Peer Services Manager, Rosie Phillips, gives an update on how digital has helped Bipolar UK maintain its services throughout the coronavirus pandemic and innovate at the same time. Bipolar UK works on a model of peer support, that is, people with the diagnosis helping others who have it too. This translates well in an online environment.


Support groups go zoom

In the days when you could walk down the street, pop to the shops and get on a bus without a care, your monthly Bipolar UK support meeting may well have been just another note in your diary. Now, in covid times, it has become a bit of a beacon, a lifeline of support whether you are feeling well and can reach out to help others or struggling and in need of a boost. If you are new to the diagnosis, it is likely you don’t know anyone else living with bipolar and our support groups provide a chance to meet others affected by it in a safe and facilitated environment. The format of the meetings vary, but you will have the opportunity to introduce yourself, say how you are feeling using the Bipolar UK mood scale and may listen to an invited speaker. The groups are organised and facilitated by volunteers who are affected by bipolar in some way.


Since last spring some local support groups have moved online and you can use our chatbot on the right of this screen to check if there is a zoom meeting local to you by typing in “Support Groups” and then your postcode. We also have national online support meetings for those who do not have a local group. A further development for us has been the start of specialist meetings for specific groups (family, young people or carers for example) or on a particular topic such as work and learning. Check out our online events diary for details.


Facts and figures about support groups


The eCommunity

Our online forum, the eCommunity, has come into its own during the pandemic. Available 24/7 and moderated between 8am and 8pm it’s a safe space (guided by house rules) to share your experience - medication, health services, symptoms and relationships or simply hang out with the 7000 people who “get it”. The forum works anonymously, so no-one knows who you are or your circumstances unless you choose to tell them.  Registration asks for a few essential details to help us contact you if we need to and understand who is using the eCommunity and manage the service accordingly. If you are not a member of the eCommunity already, check out our sign in page  and see if it could help you.

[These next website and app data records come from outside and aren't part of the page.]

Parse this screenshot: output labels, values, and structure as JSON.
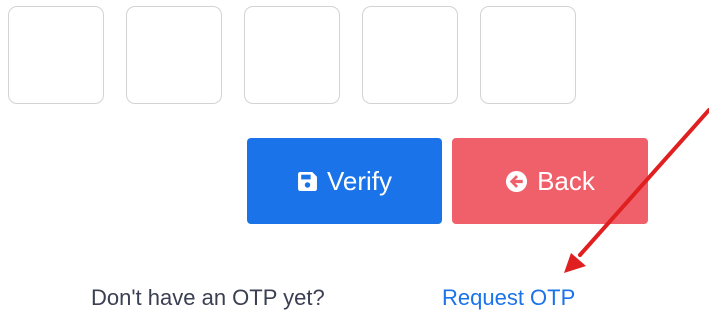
{
  "otp": {
    "digits": [
      "",
      "",
      "",
      "",
      ""
    ]
  },
  "buttons": {
    "verify_label": "Verify",
    "verify_icon": "save-icon",
    "back_label": "Back",
    "back_icon": "circle-arrow-left-icon"
  },
  "footer": {
    "prompt": "Don't have an OTP yet?",
    "request_link": "Request OTP"
  },
  "colors": {
    "primary": "#1a73e8",
    "danger": "#f0606a",
    "annotation": "#e02020",
    "text": "#3a3f51"
  }
}
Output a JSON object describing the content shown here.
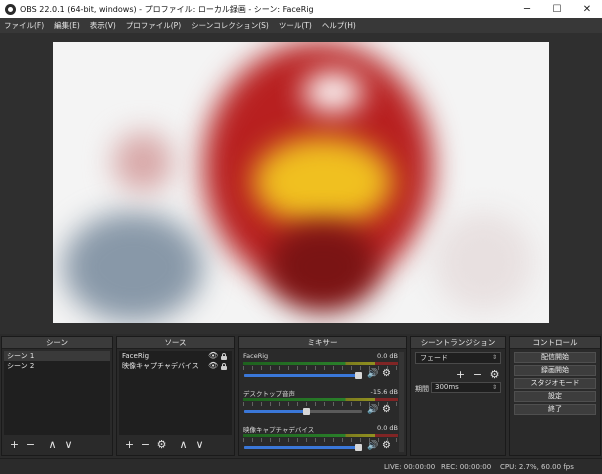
{
  "window": {
    "title": "OBS 22.0.1 (64-bit, windows) - プロファイル: ローカル録画 - シーン: FaceRig",
    "minimize": "─",
    "maximize": "☐",
    "close": "✕"
  },
  "menu": [
    "ファイル(F)",
    "編集(E)",
    "表示(V)",
    "プロファイル(P)",
    "シーンコレクション(S)",
    "ツール(T)",
    "ヘルプ(H)"
  ],
  "scenes": {
    "title": "シーン",
    "items": [
      "シーン 1",
      "シーン 2"
    ],
    "toolbar": [
      "+",
      "−",
      "∧",
      "∨"
    ]
  },
  "sources": {
    "title": "ソース",
    "items": [
      "FaceRig",
      "映像キャプチャデバイス"
    ],
    "toolbar": [
      "+",
      "−",
      "⚙",
      "∧",
      "∨"
    ]
  },
  "mixer": {
    "title": "ミキサー",
    "channels": [
      {
        "name": "FaceRig",
        "db": "0.0 dB",
        "volume": 1.0
      },
      {
        "name": "デスクトップ音声",
        "db": "-15.6 dB",
        "volume": 0.56
      },
      {
        "name": "映像キャプチャデバイス",
        "db": "0.0 dB",
        "volume": 1.0
      }
    ]
  },
  "transitions": {
    "title": "シーントランジション",
    "selected": "フェード",
    "duration_label": "期間",
    "duration_value": "300ms",
    "toolbar": [
      "+",
      "−",
      "⚙"
    ]
  },
  "controls": {
    "title": "コントロール",
    "buttons": [
      "配信開始",
      "録画開始",
      "スタジオモード",
      "設定",
      "終了"
    ]
  },
  "status": {
    "live": "LIVE: 00:00:00",
    "rec": "REC: 00:00:00",
    "cpu": "CPU: 2.7%, 60.00 fps"
  },
  "colors": {
    "accent_blue": "#3a77d8",
    "panel_bg": "#2a2a2a"
  }
}
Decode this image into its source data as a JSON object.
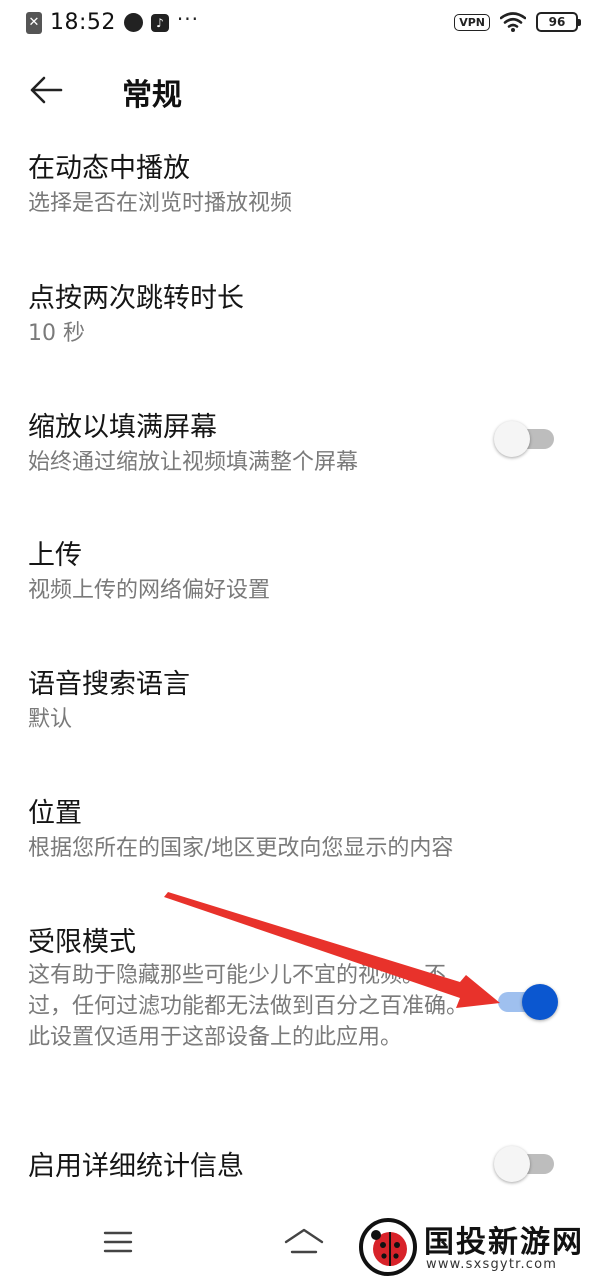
{
  "status_bar": {
    "notif_icon": "x-badge-icon",
    "time": "18:52",
    "more": "···",
    "vpn": "VPN",
    "battery": "96"
  },
  "header": {
    "back_icon": "arrow-left-icon",
    "title": "常规"
  },
  "settings": [
    {
      "title": "在动态中播放",
      "subtitle": "选择是否在浏览时播放视频",
      "toggle": null
    },
    {
      "title": "点按两次跳转时长",
      "subtitle": "10 秒",
      "toggle": null
    },
    {
      "title": "缩放以填满屏幕",
      "subtitle": "始终通过缩放让视频填满整个屏幕",
      "toggle": "off"
    },
    {
      "title": "上传",
      "subtitle": "视频上传的网络偏好设置",
      "toggle": null
    },
    {
      "title": "语音搜索语言",
      "subtitle": "默认",
      "toggle": null
    },
    {
      "title": "位置",
      "subtitle": "根据您所在的国家/地区更改向您显示的内容",
      "toggle": null
    },
    {
      "title": "受限模式",
      "subtitle": "这有助于隐藏那些可能少儿不宜的视频。不过，任何过滤功能都无法做到百分之百准确。此设置仅适用于这部设备上的此应用。",
      "toggle": "on"
    },
    {
      "title": "启用详细统计信息",
      "subtitle": "",
      "toggle": "off"
    }
  ],
  "colors": {
    "accent": "#0b57d0",
    "annotation": "#e8322b"
  },
  "watermark": {
    "text": "国投新游网",
    "url": "www.sxsgytr.com"
  }
}
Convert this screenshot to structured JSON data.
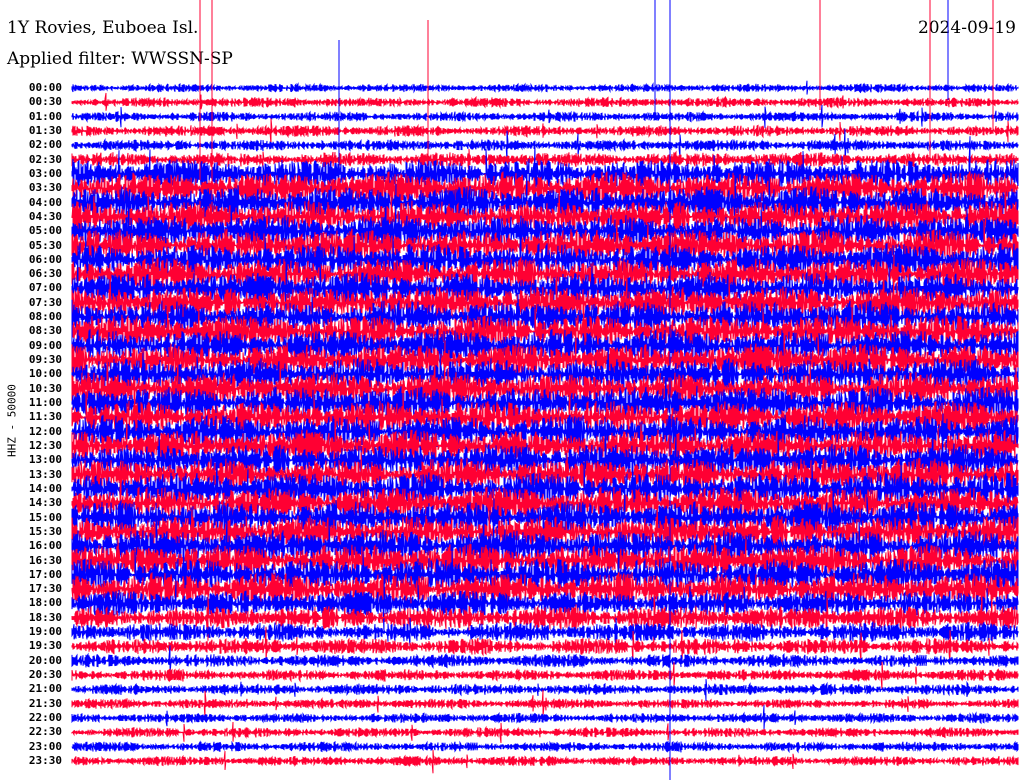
{
  "header": {
    "station": "1Y Rovies, Euboea Isl.",
    "filter": "Applied filter: WWSSN-SP",
    "date": "2024-09-19"
  },
  "chart_data": {
    "type": "line",
    "title": "1Y Rovies, Euboea Isl.",
    "ylabel": "HHZ - 50000",
    "xlabel": "",
    "row_labels": [
      "00:00",
      "00:30",
      "01:00",
      "01:30",
      "02:00",
      "02:30",
      "03:00",
      "03:30",
      "04:00",
      "04:30",
      "05:00",
      "05:30",
      "06:00",
      "06:30",
      "07:00",
      "07:30",
      "08:00",
      "08:30",
      "09:00",
      "09:30",
      "10:00",
      "10:30",
      "11:00",
      "11:30",
      "12:00",
      "12:30",
      "13:00",
      "13:30",
      "14:00",
      "14:30",
      "15:00",
      "15:30",
      "16:00",
      "16:30",
      "17:00",
      "17:30",
      "18:00",
      "18:30",
      "19:00",
      "19:30",
      "20:00",
      "20:30",
      "21:00",
      "21:30",
      "22:00",
      "22:30",
      "23:00",
      "23:30"
    ],
    "series_colors": [
      "#0000ff",
      "#ff0033"
    ],
    "relative_amplitude": [
      0.25,
      0.3,
      0.3,
      0.35,
      0.35,
      0.45,
      0.9,
      1,
      1,
      1,
      1,
      1,
      1,
      1,
      1,
      1,
      1,
      1,
      1,
      1,
      1,
      1,
      1,
      1,
      1,
      1,
      1,
      1,
      1,
      1,
      1,
      1,
      1,
      1,
      1,
      1,
      0.8,
      0.7,
      0.6,
      0.5,
      0.4,
      0.35,
      0.35,
      0.3,
      0.3,
      0.3,
      0.3,
      0.3
    ],
    "minutes_per_row": 30
  }
}
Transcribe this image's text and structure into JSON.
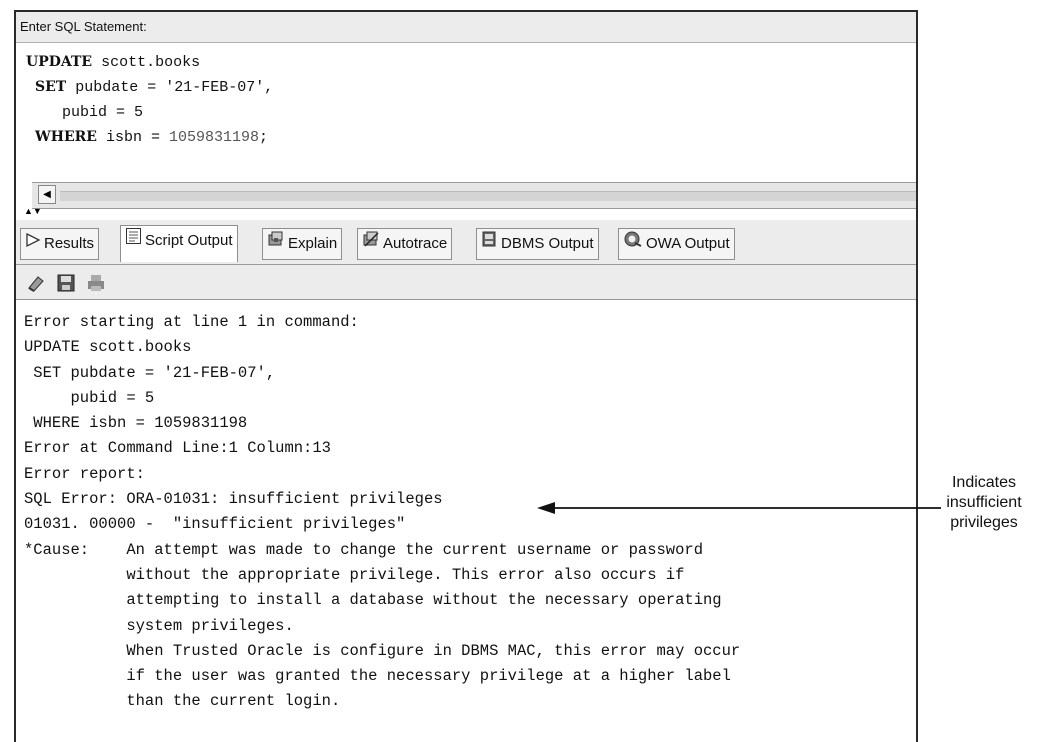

Facts and figures about the eCommunity

  • 9000+ members
  • Anonymous service
  • Topics include:
    • Medication
    • Relationships
    • Family, carers and friends
    • Pregnancy and Parenting 

Our chatbot

Developed with Comic Relief’s Tech for Good fund, our chatbot is a database of 3000 questions and almost 1000 answers relating to bipolar and Bipolar UK’s activities. Because it’s an automated system it is good for factual questions (e.g. What are the symptoms of bipolar? Where are your offices?)  and not opinion or personal information relating to diagnosis or medication. It does however provide speedy answers to questions during evenings and weekends when Bipolar UK staff are not around. In addition, it is a gateway to other support services. As mentioned above you can find a local support group through the chatbot. You can also book a call with our Peer Support Line, a one-to-one phone service. Type “I want to speak to someone” in the chatbot on the right of this page and a booking diary will appear. As we are a small team, bookings are a week ahead.


Facts and figures about the chatbot

  • 2400 conversations per month
  • Available in 103 languages
  • Anonymous service
  • Recent questions include:
    • Do animals experience bipolar?
    • What are the effects on daily living?
  • And our most popular question: Is bipolar hereditary?


Facebook lives

At the start of the covid pandemic we knew that those living with bipolar would find life more challenging than ever and thought about how we could help and support them. Our CEO Simon Kitchen and media ambassador April Kelley embarked on weekly facebook livestreams to host informal conversations about living through coronavirus if you have the condition. These are now a regular fixture on a Friday (and recorded for catch up). Visit our online events diary to see what’s coming up or our video library for past conversations.


Pendulum: our blog

In pre-digital days Bipolar UK published a monthly magazine, Pendulum. Now we are online this has moved to our website and the Pendulum blog hosts a wealth of personal stories and information. So much so, that we wanted to make sure people could easily find ”evergreen” content, not so fresh, but very much relevant. Plus we wanted to have a focus for emerging help and tips for covid times. Visit the blog and use the quick links to find a library of personal experiences and information to support your needs.


Facts and figures about Pendulum: our blog

  • Over 350 posts

  • Topics include:
    • What is bipolar?
    • Medication and treatment
    • Experience of Black and Asian people
    • Work and learning
  • Regular guest contributors 

Using technology to reach more people

Our website remains the hub of our digital efforts and we are spending some time understanding how people use the site and therefore what additions and improvements we can make. With a small team it may take time, but we are getting there.


We look forward to seeing more of you online